__WHAT YOU ARE ASKED TO DO__
The answer is every line in the data below that contains the word "name".

__RECORD EXCERPTS__

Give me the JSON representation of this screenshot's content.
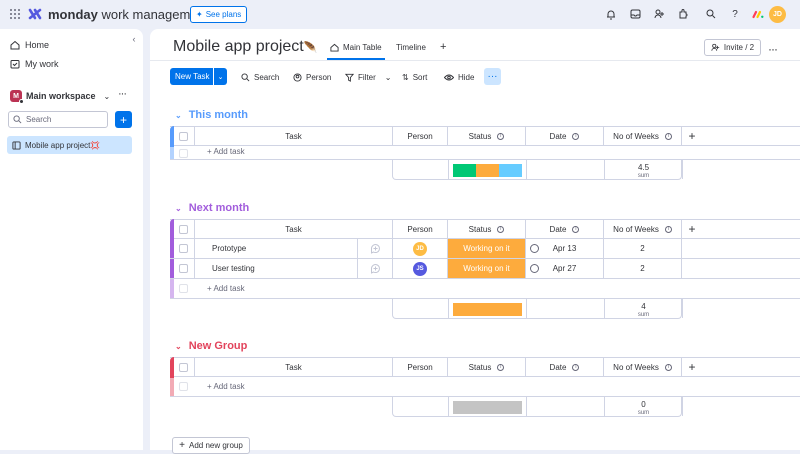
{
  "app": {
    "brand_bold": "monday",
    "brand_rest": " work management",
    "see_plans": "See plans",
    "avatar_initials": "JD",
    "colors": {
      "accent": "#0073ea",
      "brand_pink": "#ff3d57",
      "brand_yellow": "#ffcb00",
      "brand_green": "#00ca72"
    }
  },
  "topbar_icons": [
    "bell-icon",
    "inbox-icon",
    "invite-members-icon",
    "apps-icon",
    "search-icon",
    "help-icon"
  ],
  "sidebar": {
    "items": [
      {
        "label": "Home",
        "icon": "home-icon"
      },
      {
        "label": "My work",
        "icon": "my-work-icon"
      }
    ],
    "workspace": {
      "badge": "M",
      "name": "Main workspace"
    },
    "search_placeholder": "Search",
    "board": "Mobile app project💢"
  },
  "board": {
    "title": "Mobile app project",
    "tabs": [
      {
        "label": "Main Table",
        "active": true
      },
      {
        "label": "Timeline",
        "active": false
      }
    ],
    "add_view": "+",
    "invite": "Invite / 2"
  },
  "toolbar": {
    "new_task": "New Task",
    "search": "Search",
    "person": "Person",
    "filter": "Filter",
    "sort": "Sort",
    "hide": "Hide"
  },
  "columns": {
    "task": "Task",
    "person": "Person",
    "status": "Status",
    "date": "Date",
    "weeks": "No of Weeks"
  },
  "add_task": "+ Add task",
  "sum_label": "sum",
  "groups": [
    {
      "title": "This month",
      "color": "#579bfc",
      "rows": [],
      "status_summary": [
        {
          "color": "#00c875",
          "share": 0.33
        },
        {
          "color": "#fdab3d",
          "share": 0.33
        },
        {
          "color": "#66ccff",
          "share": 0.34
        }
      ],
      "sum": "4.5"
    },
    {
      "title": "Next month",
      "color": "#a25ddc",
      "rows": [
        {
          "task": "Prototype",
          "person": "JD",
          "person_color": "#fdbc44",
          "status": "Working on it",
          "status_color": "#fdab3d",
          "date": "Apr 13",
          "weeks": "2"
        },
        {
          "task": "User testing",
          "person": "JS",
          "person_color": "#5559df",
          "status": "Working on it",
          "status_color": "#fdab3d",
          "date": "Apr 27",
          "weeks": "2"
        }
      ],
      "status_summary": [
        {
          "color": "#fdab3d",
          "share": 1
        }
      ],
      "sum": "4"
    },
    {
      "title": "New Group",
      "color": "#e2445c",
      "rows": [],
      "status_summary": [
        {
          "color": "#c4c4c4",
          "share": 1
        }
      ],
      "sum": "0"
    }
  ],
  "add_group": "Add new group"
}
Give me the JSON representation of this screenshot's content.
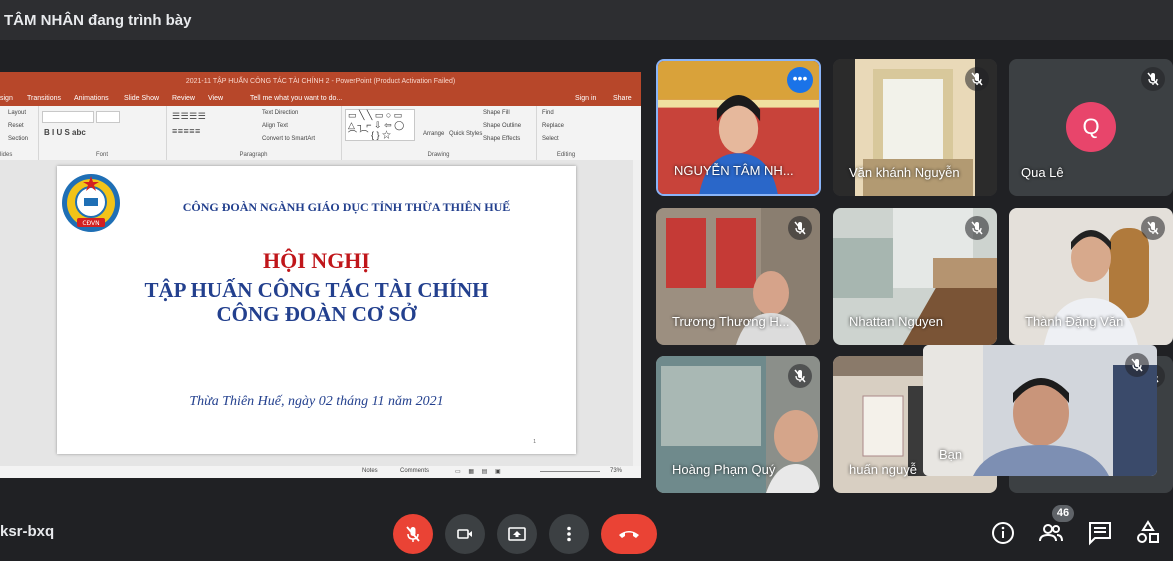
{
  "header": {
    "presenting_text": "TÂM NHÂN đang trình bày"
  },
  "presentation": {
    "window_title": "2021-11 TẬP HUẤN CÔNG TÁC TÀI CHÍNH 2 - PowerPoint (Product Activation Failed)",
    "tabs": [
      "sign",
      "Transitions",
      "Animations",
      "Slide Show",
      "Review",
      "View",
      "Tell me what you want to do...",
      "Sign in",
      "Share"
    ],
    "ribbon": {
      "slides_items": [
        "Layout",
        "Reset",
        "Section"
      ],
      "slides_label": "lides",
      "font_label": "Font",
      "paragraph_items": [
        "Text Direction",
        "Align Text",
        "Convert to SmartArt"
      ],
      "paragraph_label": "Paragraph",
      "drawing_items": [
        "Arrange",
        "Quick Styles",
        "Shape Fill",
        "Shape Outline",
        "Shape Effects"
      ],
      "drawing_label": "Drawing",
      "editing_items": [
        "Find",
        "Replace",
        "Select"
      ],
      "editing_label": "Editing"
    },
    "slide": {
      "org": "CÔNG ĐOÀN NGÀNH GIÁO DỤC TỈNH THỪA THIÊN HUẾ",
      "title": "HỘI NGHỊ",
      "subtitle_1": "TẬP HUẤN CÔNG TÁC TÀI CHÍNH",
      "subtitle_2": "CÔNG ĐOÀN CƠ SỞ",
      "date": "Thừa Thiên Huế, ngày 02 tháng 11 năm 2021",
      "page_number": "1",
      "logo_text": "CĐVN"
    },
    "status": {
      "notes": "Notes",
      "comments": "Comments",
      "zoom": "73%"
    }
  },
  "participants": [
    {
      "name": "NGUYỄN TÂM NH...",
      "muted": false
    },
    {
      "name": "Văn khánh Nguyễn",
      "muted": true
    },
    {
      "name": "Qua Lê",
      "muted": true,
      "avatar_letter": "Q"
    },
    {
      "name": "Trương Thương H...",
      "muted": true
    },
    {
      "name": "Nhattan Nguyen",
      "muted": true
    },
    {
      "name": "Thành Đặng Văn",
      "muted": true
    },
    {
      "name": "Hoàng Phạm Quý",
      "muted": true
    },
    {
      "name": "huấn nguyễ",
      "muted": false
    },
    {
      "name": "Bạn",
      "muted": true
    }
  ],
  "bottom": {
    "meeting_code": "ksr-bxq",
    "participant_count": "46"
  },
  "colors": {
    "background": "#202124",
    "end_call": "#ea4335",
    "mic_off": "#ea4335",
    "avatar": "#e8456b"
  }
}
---
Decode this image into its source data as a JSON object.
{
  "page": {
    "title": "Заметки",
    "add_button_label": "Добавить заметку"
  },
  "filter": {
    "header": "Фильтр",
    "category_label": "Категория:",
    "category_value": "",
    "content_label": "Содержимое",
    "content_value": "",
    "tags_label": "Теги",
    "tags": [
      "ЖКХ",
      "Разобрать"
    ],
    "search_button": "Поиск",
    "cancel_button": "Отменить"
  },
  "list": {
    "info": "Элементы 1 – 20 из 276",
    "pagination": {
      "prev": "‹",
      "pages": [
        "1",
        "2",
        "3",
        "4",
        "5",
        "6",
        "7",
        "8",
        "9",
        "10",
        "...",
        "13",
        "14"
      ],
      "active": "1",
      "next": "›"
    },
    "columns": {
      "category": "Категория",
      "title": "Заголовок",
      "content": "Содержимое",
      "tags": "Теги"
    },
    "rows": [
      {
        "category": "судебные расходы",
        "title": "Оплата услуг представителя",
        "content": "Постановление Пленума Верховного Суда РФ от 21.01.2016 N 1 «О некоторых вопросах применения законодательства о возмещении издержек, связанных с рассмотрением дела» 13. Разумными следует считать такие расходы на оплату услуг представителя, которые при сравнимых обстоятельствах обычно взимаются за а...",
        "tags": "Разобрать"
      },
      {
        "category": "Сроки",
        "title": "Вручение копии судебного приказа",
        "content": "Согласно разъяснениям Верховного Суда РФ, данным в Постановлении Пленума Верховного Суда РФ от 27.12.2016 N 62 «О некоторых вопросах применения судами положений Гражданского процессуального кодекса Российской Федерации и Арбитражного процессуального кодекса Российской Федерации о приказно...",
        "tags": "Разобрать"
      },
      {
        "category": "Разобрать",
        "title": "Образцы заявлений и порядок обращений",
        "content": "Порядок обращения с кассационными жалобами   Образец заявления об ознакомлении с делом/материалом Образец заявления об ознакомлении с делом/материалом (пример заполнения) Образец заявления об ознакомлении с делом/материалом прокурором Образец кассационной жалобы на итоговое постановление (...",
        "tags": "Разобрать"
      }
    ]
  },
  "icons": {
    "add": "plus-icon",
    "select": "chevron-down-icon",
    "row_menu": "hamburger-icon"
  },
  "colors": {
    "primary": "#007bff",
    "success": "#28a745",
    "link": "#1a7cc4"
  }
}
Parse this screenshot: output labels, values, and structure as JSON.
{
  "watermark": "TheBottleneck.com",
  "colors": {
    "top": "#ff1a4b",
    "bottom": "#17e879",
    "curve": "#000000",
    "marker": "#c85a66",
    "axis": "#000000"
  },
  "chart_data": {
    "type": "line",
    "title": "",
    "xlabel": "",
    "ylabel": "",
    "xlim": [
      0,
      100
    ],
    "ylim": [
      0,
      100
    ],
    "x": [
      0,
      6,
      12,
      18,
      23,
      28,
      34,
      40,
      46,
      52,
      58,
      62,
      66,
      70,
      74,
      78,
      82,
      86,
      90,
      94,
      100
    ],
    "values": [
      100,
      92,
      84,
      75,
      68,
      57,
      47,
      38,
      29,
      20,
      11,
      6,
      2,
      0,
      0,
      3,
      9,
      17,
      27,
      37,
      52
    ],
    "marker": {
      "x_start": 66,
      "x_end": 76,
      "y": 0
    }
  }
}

__RESULT__
      "name": "Main workspace"
      "name": "NGUYỄN TÂM NH...",
      "name": "Văn khánh Nguyễn",
      "name": "Qua Lê",
      "name": "Trương Thương H...",
      "name": "Nhattan Nguyen",
      "name": "Thành Đặng Văn",
      "name": "Hoàng Phạm Quý",
      "name": "huấn nguyễ",
      "name": "Bạn",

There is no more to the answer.